The ramifications of giving everyone a look at their near future versus their distant future are, of course, massive. The new flashforward event takes place on April 29, 2010, or, right around the date of the season finale if the show makes it that long (for those wondering, April 29 is in fact a Thursday and the show airs on Thursdays). Thus, it appears as though the producers are going to work their way to the point seen in the flashforwards over the course of the season, finally arriving there on, or just about on, the season finale. The change of dates of the flashforward may give the story a smaller feel than the it had in the novel, but it certainly works far better (at least in the first season) in terms of story arcs.
Additionally, moving the story from Switzerland and scientists to Los Angeles and FBI agents adds the ability for the writers to easily include far more action, and perchance an easier time filming on location. This change, as with the change in the date seen in the future, seems carefully calculated to increase the show's televisual appeal to an American audience. Whether audiences are interested however is still to be seen. ABC has launched several high-concept shows over the past few seasons, but has only had middling success with them.

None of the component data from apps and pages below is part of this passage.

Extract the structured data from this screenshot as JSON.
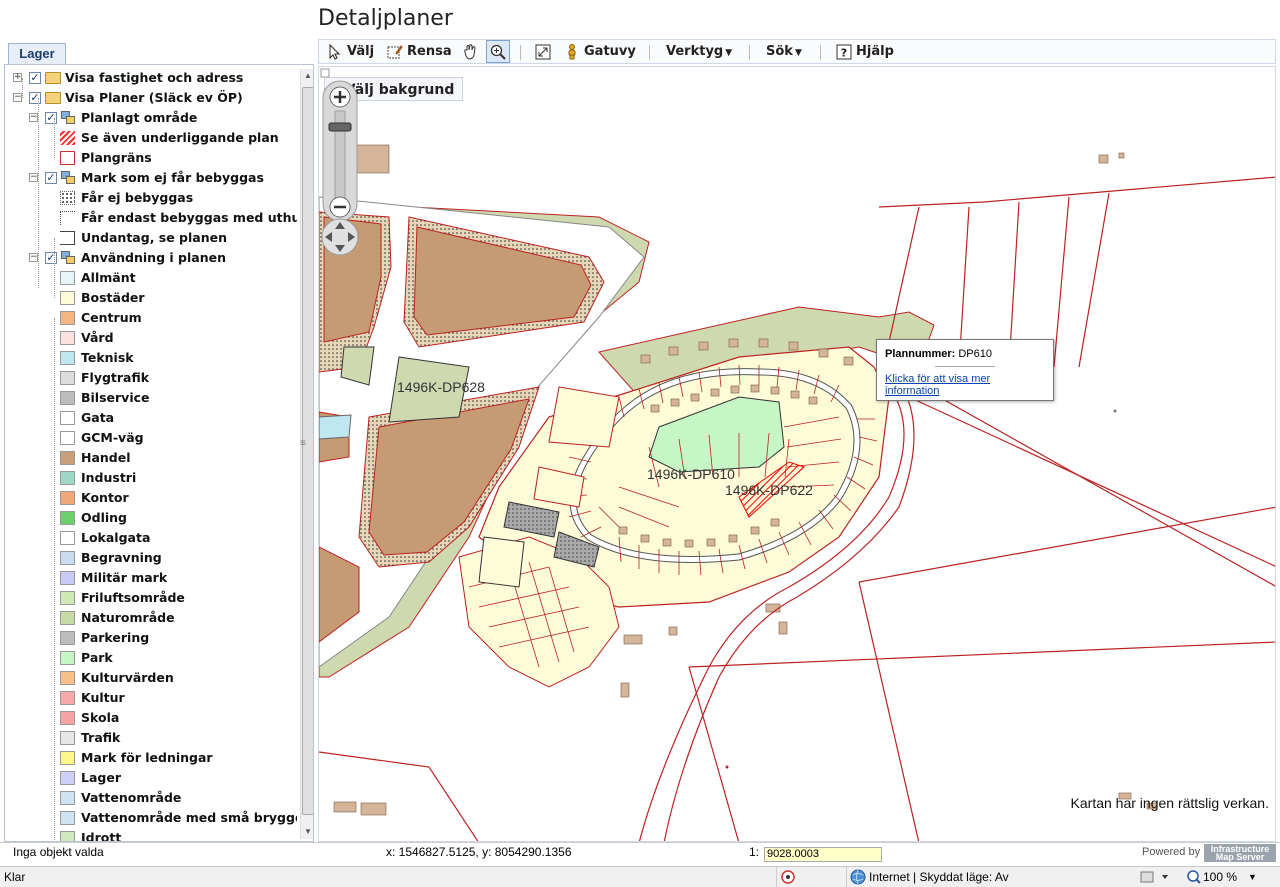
{
  "page": {
    "title": "Detaljplaner"
  },
  "left": {
    "tab": "Lager",
    "tree": [
      {
        "label": "Visa fastighet och adress",
        "level": 0,
        "kind": "folder",
        "checked": true,
        "expander": "+"
      },
      {
        "label": "Visa Planer (Släck ev ÖP)",
        "level": 0,
        "kind": "folder",
        "checked": true,
        "expander": "−"
      },
      {
        "label": "Planlagt område",
        "level": 1,
        "kind": "group",
        "checked": true,
        "expander": "−"
      },
      {
        "label": "Se även underliggande plan",
        "level": 2,
        "kind": "swatch",
        "color": "#ff2d2d",
        "style": "hatch"
      },
      {
        "label": "Plangräns",
        "level": 2,
        "kind": "swatch",
        "color": "#ffffff",
        "style": "red-border"
      },
      {
        "label": "Mark som ej får bebyggas",
        "level": 1,
        "kind": "group",
        "checked": true,
        "expander": "−"
      },
      {
        "label": "Får ej bebyggas",
        "level": 2,
        "kind": "swatch",
        "color": "#ffffff",
        "style": "dots"
      },
      {
        "label": "Får endast bebyggas med uthus",
        "level": 2,
        "kind": "swatch",
        "color": "#ffffff",
        "style": "corner"
      },
      {
        "label": "Undantag, se planen",
        "level": 2,
        "kind": "swatch",
        "color": "#ffffff",
        "style": "bracket"
      },
      {
        "label": "Användning i planen",
        "level": 1,
        "kind": "group",
        "checked": true,
        "expander": "−"
      },
      {
        "label": "Allmänt",
        "level": 2,
        "kind": "swatch",
        "color": "#e6f6f8"
      },
      {
        "label": "Bostäder",
        "level": 2,
        "kind": "swatch",
        "color": "#fdfbd8"
      },
      {
        "label": "Centrum",
        "level": 2,
        "kind": "swatch",
        "color": "#f5b581"
      },
      {
        "label": "Vård",
        "level": 2,
        "kind": "swatch",
        "color": "#fde0e0"
      },
      {
        "label": "Teknisk",
        "level": 2,
        "kind": "swatch",
        "color": "#bfe7ef"
      },
      {
        "label": "Flygtrafik",
        "level": 2,
        "kind": "swatch",
        "color": "#dcdcdc"
      },
      {
        "label": "Bilservice",
        "level": 2,
        "kind": "swatch",
        "color": "#bdbdbd"
      },
      {
        "label": "Gata",
        "level": 2,
        "kind": "swatch",
        "color": "#ffffff"
      },
      {
        "label": "GCM-väg",
        "level": 2,
        "kind": "swatch",
        "color": "#ffffff"
      },
      {
        "label": "Handel",
        "level": 2,
        "kind": "swatch",
        "color": "#c9a07a"
      },
      {
        "label": "Industri",
        "level": 2,
        "kind": "swatch",
        "color": "#9ed8c7"
      },
      {
        "label": "Kontor",
        "level": 2,
        "kind": "swatch",
        "color": "#f0a878"
      },
      {
        "label": "Odling",
        "level": 2,
        "kind": "swatch",
        "color": "#6ccf6c"
      },
      {
        "label": "Lokalgata",
        "level": 2,
        "kind": "swatch",
        "color": "#ffffff"
      },
      {
        "label": "Begravning",
        "level": 2,
        "kind": "swatch",
        "color": "#c9dcf1"
      },
      {
        "label": "Militär mark",
        "level": 2,
        "kind": "swatch",
        "color": "#c9c9f5"
      },
      {
        "label": "Friluftsområde",
        "level": 2,
        "kind": "swatch",
        "color": "#cfe9b4"
      },
      {
        "label": "Naturområde",
        "level": 2,
        "kind": "swatch",
        "color": "#c7d9a4"
      },
      {
        "label": "Parkering",
        "level": 2,
        "kind": "swatch",
        "color": "#bdbdbd"
      },
      {
        "label": "Park",
        "level": 2,
        "kind": "swatch",
        "color": "#c6f5c6"
      },
      {
        "label": "Kulturvärden",
        "level": 2,
        "kind": "swatch",
        "color": "#f8c089"
      },
      {
        "label": "Kultur",
        "level": 2,
        "kind": "swatch",
        "color": "#f7a9a9"
      },
      {
        "label": "Skola",
        "level": 2,
        "kind": "swatch",
        "color": "#f6a3a3"
      },
      {
        "label": "Trafik",
        "level": 2,
        "kind": "swatch",
        "color": "#e6e6e6"
      },
      {
        "label": "Mark för ledningar",
        "level": 2,
        "kind": "swatch",
        "color": "#fdf68a"
      },
      {
        "label": "Lager",
        "level": 2,
        "kind": "swatch",
        "color": "#cfcff7"
      },
      {
        "label": "Vattenområde",
        "level": 2,
        "kind": "swatch",
        "color": "#cfe4f3"
      },
      {
        "label": "Vattenområde med små bryggor",
        "level": 2,
        "kind": "swatch",
        "color": "#cfe4f3"
      },
      {
        "label": "Idrott",
        "level": 2,
        "kind": "swatch",
        "color": "#cfe9c0"
      }
    ]
  },
  "toolbar": {
    "select": "Välj",
    "clear": "Rensa",
    "streetview": "Gatuvy",
    "tools": "Verktyg",
    "search": "Sök",
    "help": "Hjälp"
  },
  "map": {
    "background_button": "Välj bakgrund",
    "labels": {
      "plan_a": "1496K-DP628",
      "plan_b": "1496K-DP610",
      "plan_c": "1496K-DP622"
    },
    "popup": {
      "key": "Plannummer:",
      "value": "DP610",
      "link": "Klicka för att visa mer information"
    },
    "disclaimer": "Kartan har ingen rättslig verkan."
  },
  "status": {
    "selection": "Inga objekt valda",
    "coords": "x: 1546827.5125, y: 8054290.1356",
    "scale_prefix": "1:",
    "scale_value": "9028.0003",
    "powered_by": "Powered by",
    "logo": "Infrastructure Map Server"
  },
  "browser": {
    "status": "Klar",
    "zone": "Internet | Skyddat läge: Av",
    "zoom": "100 %"
  }
}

This particular high-concept sci-fi action thriller stars Joseph Fiennes as FBI agent Mark Benford and John Cho as his partner Demetri Noh. They are tasked with figuring out what exactly caused the event as Benford, during the event, saw himself working on what caused the event. Circular logic to be sure, but if the characters the show follows aren't uncovering the reasons for what took place there seems little reason for us to care in any way about them. They do have their own families issues to deal with as well, so the show isn't exclusively set on the investigation if that does, hopefully, take a position of primacy in the series. The cast also includes Jack Davenport, Dominic Monaghan, Sonya Walger, and Courtney B. Vance among others. It's certainly a good cast, and all the actors seem to bring their own personal set of fans to the table.
As for the story itself, the premiere is mainly just setting up all the events that will unfold over the course of the season. As such, a lot of potentially interesting questions in a lot of different storylines are posed, virtually all of them having to do with how a character gets from their present situation to where they will apparently be on April 29, 2010. The trick will be for the series to not only make the answers to those questions interesting, but to, at the same time, make the mystery of the event and reasons for it compelling – to simply thrown in a nod to a Large Hadron Collider experiment at CERN taking place, which works for the novel because it follows those characters, will be supremely disappointing.